“If you want to travel, we’re useful for you to plan your trip. If you’re not travelling then Rome2rio isn’t useful to you,” he says.
A Facebook feed is often “not the right time or place” for showcasing this kind of application, he adds.
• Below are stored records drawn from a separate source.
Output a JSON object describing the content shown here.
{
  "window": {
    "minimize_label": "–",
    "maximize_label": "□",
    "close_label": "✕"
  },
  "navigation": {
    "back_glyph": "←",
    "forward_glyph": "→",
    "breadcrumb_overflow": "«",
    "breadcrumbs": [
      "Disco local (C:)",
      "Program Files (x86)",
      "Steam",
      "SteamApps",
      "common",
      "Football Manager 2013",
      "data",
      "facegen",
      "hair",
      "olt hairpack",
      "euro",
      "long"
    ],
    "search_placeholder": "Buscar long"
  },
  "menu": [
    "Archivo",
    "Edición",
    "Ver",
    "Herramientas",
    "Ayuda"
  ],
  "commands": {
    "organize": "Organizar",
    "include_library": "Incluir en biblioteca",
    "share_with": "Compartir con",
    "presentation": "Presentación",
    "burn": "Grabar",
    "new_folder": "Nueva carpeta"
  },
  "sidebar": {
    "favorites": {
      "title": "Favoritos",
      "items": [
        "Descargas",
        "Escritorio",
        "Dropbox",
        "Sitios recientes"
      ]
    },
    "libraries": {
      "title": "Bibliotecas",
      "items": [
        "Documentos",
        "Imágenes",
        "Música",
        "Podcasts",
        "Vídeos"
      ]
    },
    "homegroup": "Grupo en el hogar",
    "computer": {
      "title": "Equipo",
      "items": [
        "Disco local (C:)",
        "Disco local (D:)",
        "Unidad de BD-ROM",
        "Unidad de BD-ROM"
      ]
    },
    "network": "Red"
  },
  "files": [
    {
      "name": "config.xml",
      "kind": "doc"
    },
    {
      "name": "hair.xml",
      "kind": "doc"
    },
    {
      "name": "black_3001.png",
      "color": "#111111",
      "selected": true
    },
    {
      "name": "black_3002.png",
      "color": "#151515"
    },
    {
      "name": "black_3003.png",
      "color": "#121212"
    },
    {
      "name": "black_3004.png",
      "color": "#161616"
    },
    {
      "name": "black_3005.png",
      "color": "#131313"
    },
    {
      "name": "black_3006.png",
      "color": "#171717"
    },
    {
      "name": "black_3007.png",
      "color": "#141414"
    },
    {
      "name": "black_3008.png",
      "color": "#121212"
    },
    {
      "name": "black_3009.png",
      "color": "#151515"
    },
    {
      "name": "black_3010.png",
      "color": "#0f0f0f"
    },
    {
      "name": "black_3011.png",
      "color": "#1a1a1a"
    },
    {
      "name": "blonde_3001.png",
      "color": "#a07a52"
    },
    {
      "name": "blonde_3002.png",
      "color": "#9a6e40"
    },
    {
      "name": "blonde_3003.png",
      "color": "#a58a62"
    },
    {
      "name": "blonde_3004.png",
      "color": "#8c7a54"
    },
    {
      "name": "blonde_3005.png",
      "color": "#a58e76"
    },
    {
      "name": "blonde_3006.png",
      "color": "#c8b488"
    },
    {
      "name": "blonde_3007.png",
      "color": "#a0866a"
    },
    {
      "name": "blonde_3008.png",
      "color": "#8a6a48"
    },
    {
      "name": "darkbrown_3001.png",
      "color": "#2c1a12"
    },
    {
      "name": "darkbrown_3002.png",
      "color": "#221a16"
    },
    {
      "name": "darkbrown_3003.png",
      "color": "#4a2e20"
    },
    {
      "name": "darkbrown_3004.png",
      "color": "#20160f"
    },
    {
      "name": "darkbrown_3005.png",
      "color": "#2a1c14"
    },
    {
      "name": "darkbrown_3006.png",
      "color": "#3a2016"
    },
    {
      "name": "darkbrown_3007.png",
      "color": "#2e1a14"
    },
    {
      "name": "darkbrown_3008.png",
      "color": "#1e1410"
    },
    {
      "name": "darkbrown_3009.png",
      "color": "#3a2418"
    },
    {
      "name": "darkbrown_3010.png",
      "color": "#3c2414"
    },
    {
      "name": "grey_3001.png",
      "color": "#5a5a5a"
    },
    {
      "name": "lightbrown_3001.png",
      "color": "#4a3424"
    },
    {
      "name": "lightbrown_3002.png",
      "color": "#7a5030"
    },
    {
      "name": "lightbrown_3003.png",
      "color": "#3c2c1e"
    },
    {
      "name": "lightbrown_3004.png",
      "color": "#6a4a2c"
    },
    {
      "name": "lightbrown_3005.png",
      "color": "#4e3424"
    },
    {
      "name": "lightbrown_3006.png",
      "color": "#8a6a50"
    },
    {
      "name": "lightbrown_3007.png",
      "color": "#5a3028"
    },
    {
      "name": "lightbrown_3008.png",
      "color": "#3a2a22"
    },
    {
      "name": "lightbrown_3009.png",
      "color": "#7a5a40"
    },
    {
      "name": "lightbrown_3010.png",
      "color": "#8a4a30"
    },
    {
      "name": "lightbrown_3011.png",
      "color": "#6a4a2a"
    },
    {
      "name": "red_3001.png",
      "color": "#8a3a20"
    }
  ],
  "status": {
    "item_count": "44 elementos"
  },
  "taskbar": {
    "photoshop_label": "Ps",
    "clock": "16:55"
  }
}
On social media “things that are interesting and fun to read get traction”, he says.
“Rome2rio is just not very sexy.”
A cockroach, not a unicorn
Rome2rio is “more of a slow self-funded type startup, rather than raising lots and lots of money and going really big”, Tschirren says.
The startup has received angel and seed investment to the tune of just over $2 million, plus a Commercialisation Australia grant of $1.2 million, which “really helped us grow”, Tschirren says.
However, he adds that taking on too much in funding is “quite risky”.
Co-founder Cameron often describes the company as “a cockroach, not a unicorn”, as it is intent on growing organically, in a way that’s going to be sustainable in the long-term.
“When we have money we hire people, when we don’t, we don’t,” Tschirren says.
The founders started the company in Melbourne partly because they just like living there, but also because “we wanted there to be a good ecosystem here”.
When they came back to Australia from Silicon Valley, they were looking for tech companies that were “big and cool and doing interesting things”.
At that time in Australia, there were not many options, Tschirren says.
“We figured, why don’t we create that?”
There are a lot of Australian expats working in California, and at some point, they’re going to want to come back here, he adds.
“We can have a company here, pay competitively, and have cool interesting problems for people to solve,” he says.
“But, we still have some way to go with our dream yet,” he adds.